Find the word "illustration" in the records and copy every line where it occurs.
*** Opening of Data in this exercise ***
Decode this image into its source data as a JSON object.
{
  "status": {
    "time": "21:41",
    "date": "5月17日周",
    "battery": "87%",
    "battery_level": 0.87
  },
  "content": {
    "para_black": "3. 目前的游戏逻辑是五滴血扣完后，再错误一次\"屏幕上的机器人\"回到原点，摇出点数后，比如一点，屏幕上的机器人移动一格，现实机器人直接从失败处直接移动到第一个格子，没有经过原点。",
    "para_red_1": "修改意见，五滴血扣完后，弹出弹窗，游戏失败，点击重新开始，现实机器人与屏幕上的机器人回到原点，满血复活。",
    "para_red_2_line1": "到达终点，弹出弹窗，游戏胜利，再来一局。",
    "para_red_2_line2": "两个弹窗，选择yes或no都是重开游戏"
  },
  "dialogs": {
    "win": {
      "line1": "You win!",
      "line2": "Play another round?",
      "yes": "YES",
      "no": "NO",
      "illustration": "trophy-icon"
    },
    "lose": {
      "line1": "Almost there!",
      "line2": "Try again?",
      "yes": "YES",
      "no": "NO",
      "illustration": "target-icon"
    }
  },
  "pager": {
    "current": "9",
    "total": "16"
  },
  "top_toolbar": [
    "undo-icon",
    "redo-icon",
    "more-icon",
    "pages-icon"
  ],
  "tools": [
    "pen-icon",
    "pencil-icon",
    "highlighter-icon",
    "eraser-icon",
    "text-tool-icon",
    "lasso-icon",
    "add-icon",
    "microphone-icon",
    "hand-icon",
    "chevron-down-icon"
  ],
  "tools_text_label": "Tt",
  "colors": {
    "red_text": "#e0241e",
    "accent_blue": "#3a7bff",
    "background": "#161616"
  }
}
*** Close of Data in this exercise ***
Exercise output —
      "illustration": "trophy-icon"
      "illustration": "target-icon"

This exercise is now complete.